## EXTRACTED MATERIAL

-- -- --

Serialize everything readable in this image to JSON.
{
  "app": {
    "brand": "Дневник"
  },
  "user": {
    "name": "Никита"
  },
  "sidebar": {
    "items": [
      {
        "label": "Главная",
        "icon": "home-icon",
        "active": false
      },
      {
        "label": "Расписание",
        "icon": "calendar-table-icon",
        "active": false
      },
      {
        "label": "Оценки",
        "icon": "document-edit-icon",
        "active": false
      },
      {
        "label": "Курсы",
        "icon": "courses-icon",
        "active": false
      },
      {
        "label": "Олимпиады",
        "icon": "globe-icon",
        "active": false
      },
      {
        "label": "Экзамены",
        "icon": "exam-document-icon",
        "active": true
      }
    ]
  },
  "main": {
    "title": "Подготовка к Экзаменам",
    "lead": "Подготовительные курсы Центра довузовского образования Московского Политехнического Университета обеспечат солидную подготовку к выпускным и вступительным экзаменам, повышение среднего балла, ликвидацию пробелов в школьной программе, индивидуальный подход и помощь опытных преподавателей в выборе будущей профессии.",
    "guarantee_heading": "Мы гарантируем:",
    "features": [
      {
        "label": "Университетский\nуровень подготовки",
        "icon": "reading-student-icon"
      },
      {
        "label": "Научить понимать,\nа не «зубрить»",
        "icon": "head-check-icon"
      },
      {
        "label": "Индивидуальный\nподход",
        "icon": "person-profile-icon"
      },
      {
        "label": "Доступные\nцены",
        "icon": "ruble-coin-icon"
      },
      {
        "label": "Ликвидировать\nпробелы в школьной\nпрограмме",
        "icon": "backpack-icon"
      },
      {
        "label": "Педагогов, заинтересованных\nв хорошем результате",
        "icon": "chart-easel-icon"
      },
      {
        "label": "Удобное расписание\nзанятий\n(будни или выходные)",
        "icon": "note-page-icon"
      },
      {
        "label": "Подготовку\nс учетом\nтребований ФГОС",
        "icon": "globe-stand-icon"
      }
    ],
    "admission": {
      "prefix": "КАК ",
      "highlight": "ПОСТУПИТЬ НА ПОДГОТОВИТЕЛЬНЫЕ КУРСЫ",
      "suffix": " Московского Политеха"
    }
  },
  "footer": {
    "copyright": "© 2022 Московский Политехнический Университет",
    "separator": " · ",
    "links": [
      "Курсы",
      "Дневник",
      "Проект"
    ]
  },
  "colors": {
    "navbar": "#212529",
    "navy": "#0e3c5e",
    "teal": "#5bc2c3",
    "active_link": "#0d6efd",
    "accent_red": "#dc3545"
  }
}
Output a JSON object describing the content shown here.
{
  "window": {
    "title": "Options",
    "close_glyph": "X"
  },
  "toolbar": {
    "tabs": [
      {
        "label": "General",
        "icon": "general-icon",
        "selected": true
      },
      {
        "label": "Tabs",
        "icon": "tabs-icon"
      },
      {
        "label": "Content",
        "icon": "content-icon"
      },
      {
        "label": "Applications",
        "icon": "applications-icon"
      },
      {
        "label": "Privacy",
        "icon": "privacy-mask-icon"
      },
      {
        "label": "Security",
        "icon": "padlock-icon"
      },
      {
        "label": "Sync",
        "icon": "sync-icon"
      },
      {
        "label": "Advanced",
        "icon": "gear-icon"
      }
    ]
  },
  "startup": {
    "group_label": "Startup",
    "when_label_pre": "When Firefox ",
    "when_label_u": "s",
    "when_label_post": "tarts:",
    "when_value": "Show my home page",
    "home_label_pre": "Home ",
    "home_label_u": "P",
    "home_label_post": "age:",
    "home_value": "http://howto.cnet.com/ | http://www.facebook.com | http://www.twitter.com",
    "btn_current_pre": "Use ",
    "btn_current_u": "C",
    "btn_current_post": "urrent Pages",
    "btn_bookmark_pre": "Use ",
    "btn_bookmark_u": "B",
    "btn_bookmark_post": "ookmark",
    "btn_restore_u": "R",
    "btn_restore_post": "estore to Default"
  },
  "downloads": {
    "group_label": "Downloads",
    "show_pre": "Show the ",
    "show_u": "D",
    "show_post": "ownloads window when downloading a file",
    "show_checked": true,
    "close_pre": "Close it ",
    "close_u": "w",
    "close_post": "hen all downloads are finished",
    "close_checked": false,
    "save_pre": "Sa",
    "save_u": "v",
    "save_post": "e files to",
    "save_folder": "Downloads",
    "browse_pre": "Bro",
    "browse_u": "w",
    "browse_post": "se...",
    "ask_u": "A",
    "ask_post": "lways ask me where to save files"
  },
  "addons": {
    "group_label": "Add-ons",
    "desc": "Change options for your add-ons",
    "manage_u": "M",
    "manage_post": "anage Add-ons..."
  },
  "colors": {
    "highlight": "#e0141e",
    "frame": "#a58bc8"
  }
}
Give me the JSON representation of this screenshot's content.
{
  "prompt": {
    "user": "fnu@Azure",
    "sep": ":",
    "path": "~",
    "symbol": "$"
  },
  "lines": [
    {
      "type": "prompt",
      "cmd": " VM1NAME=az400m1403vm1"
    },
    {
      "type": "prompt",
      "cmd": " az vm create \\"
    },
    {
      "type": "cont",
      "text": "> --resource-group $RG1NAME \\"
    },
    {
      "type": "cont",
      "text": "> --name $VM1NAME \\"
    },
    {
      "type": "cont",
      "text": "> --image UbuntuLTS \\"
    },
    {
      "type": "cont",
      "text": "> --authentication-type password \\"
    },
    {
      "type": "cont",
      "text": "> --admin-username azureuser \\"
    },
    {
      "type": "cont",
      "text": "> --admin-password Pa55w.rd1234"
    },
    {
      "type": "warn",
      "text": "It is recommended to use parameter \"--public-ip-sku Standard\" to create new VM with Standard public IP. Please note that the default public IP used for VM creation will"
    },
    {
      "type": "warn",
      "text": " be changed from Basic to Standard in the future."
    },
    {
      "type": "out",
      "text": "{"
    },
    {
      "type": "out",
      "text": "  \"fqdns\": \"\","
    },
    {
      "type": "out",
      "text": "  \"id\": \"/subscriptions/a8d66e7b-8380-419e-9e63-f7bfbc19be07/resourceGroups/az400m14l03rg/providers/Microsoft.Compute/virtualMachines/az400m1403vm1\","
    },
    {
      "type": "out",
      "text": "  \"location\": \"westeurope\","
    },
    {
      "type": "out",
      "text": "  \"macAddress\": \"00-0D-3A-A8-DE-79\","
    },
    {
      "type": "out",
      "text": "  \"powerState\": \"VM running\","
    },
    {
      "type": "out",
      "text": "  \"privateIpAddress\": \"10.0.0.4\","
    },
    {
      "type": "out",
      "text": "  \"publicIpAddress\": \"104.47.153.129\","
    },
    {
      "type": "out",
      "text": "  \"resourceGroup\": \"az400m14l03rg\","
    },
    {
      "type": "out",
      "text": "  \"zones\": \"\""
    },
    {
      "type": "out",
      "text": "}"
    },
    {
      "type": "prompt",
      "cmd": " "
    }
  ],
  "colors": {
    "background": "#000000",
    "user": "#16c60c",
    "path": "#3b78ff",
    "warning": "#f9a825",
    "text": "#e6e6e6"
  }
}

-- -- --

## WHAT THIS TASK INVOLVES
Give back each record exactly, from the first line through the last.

## EXERCISE OUTPUT
Serialize everything readable in this image to JSON.
{
  "app": {
    "brand": "Дневник"
  },
  "user": {
    "name": "Никита"
  },
  "sidebar": {
    "items": [
      {
        "label": "Главная",
        "icon": "home-icon",
        "active": false
      },
      {
        "label": "Расписание",
        "icon": "calendar-table-icon",
        "active": false
      },
      {
        "label": "Оценки",
        "icon": "document-edit-icon",
        "active": false
      },
      {
        "label": "Курсы",
        "icon": "courses-icon",
        "active": false
      },
      {
        "label": "Олимпиады",
        "icon": "globe-icon",
        "active": false
      },
      {
        "label": "Экзамены",
        "icon": "exam-document-icon",
        "active": true
      }
    ]
  },
  "main": {
    "title": "Подготовка к Экзаменам",
    "lead": "Подготовительные курсы Центра довузовского образования Московского Политехнического Университета обеспечат солидную подготовку к выпускным и вступительным экзаменам, повышение среднего балла, ликвидацию пробелов в школьной программе, индивидуальный подход и помощь опытных преподавателей в выборе будущей профессии.",
    "guarantee_heading": "Мы гарантируем:",
    "features": [
      {
        "label": "Университетский\nуровень подготовки",
        "icon": "reading-student-icon"
      },
      {
        "label": "Научить понимать,\nа не «зубрить»",
        "icon": "head-check-icon"
      },
      {
        "label": "Индивидуальный\nподход",
        "icon": "person-profile-icon"
      },
      {
        "label": "Доступные\nцены",
        "icon": "ruble-coin-icon"
      },
      {
        "label": "Ликвидировать\nпробелы в школьной\nпрограмме",
        "icon": "backpack-icon"
      },
      {
        "label": "Педагогов, заинтересованных\nв хорошем результате",
        "icon": "chart-easel-icon"
      },
      {
        "label": "Удобное расписание\nзанятий\n(будни или выходные)",
        "icon": "note-page-icon"
      },
      {
        "label": "Подготовку\nс учетом\nтребований ФГОС",
        "icon": "globe-stand-icon"
      }
    ],
    "admission": {
      "prefix": "КАК ",
      "highlight": "ПОСТУПИТЬ НА ПОДГОТОВИТЕЛЬНЫЕ КУРСЫ",
      "suffix": " Московского Политеха"
    }
  },
  "footer": {
    "copyright": "© 2022 Московский Политехнический Университет",
    "separator": " · ",
    "links": [
      "Курсы",
      "Дневник",
      "Проект"
    ]
  },
  "colors": {
    "navbar": "#212529",
    "navy": "#0e3c5e",
    "teal": "#5bc2c3",
    "active_link": "#0d6efd",
    "accent_red": "#dc3545"
  }
}
Output a JSON object describing the content shown here.
{
  "window": {
    "title": "Options",
    "close_glyph": "X"
  },
  "toolbar": {
    "tabs": [
      {
        "label": "General",
        "icon": "general-icon",
        "selected": true
      },
      {
        "label": "Tabs",
        "icon": "tabs-icon"
      },
      {
        "label": "Content",
        "icon": "content-icon"
      },
      {
        "label": "Applications",
        "icon": "applications-icon"
      },
      {
        "label": "Privacy",
        "icon": "privacy-mask-icon"
      },
      {
        "label": "Security",
        "icon": "padlock-icon"
      },
      {
        "label": "Sync",
        "icon": "sync-icon"
      },
      {
        "label": "Advanced",
        "icon": "gear-icon"
      }
    ]
  },
  "startup": {
    "group_label": "Startup",
    "when_label_pre": "When Firefox ",
    "when_label_u": "s",
    "when_label_post": "tarts:",
    "when_value": "Show my home page",
    "home_label_pre": "Home ",
    "home_label_u": "P",
    "home_label_post": "age:",
    "home_value": "http://howto.cnet.com/ | http://www.facebook.com | http://www.twitter.com",
    "btn_current_pre": "Use ",
    "btn_current_u": "C",
    "btn_current_post": "urrent Pages",
    "btn_bookmark_pre": "Use ",
    "btn_bookmark_u": "B",
    "btn_bookmark_post": "ookmark",
    "btn_restore_u": "R",
    "btn_restore_post": "estore to Default"
  },
  "downloads": {
    "group_label": "Downloads",
    "show_pre": "Show the ",
    "show_u": "D",
    "show_post": "ownloads window when downloading a file",
    "show_checked": true,
    "close_pre": "Close it ",
    "close_u": "w",
    "close_post": "hen all downloads are finished",
    "close_checked": false,
    "save_pre": "Sa",
    "save_u": "v",
    "save_post": "e files to",
    "save_folder": "Downloads",
    "browse_pre": "Bro",
    "browse_u": "w",
    "browse_post": "se...",
    "ask_u": "A",
    "ask_post": "lways ask me where to save files"
  },
  "addons": {
    "group_label": "Add-ons",
    "desc": "Change options for your add-ons",
    "manage_u": "M",
    "manage_post": "anage Add-ons..."
  },
  "colors": {
    "highlight": "#e0141e",
    "frame": "#a58bc8"
  }
}
Give me the JSON representation of this screenshot's content.
{
  "prompt": {
    "user": "fnu@Azure",
    "sep": ":",
    "path": "~",
    "symbol": "$"
  },
  "lines": [
    {
      "type": "prompt",
      "cmd": " VM1NAME=az400m1403vm1"
    },
    {
      "type": "prompt",
      "cmd": " az vm create \\"
    },
    {
      "type": "cont",
      "text": "> --resource-group $RG1NAME \\"
    },
    {
      "type": "cont",
      "text": "> --name $VM1NAME \\"
    },
    {
      "type": "cont",
      "text": "> --image UbuntuLTS \\"
    },
    {
      "type": "cont",
      "text": "> --authentication-type password \\"
    },
    {
      "type": "cont",
      "text": "> --admin-username azureuser \\"
    },
    {
      "type": "cont",
      "text": "> --admin-password Pa55w.rd1234"
    },
    {
      "type": "warn",
      "text": "It is recommended to use parameter \"--public-ip-sku Standard\" to create new VM with Standard public IP. Please note that the default public IP used for VM creation will"
    },
    {
      "type": "warn",
      "text": " be changed from Basic to Standard in the future."
    },
    {
      "type": "out",
      "text": "{"
    },
    {
      "type": "out",
      "text": "  \"fqdns\": \"\","
    },
    {
      "type": "out",
      "text": "  \"id\": \"/subscriptions/a8d66e7b-8380-419e-9e63-f7bfbc19be07/resourceGroups/az400m14l03rg/providers/Microsoft.Compute/virtualMachines/az400m1403vm1\","
    },
    {
      "type": "out",
      "text": "  \"location\": \"westeurope\","
    },
    {
      "type": "out",
      "text": "  \"macAddress\": \"00-0D-3A-A8-DE-79\","
    },
    {
      "type": "out",
      "text": "  \"powerState\": \"VM running\","
    },
    {
      "type": "out",
      "text": "  \"privateIpAddress\": \"10.0.0.4\","
    },
    {
      "type": "out",
      "text": "  \"publicIpAddress\": \"104.47.153.129\","
    },
    {
      "type": "out",
      "text": "  \"resourceGroup\": \"az400m14l03rg\","
    },
    {
      "type": "out",
      "text": "  \"zones\": \"\""
    },
    {
      "type": "out",
      "text": "}"
    },
    {
      "type": "prompt",
      "cmd": " "
    }
  ],
  "colors": {
    "background": "#000000",
    "user": "#16c60c",
    "path": "#3b78ff",
    "warning": "#f9a825",
    "text": "#e6e6e6"
  }
}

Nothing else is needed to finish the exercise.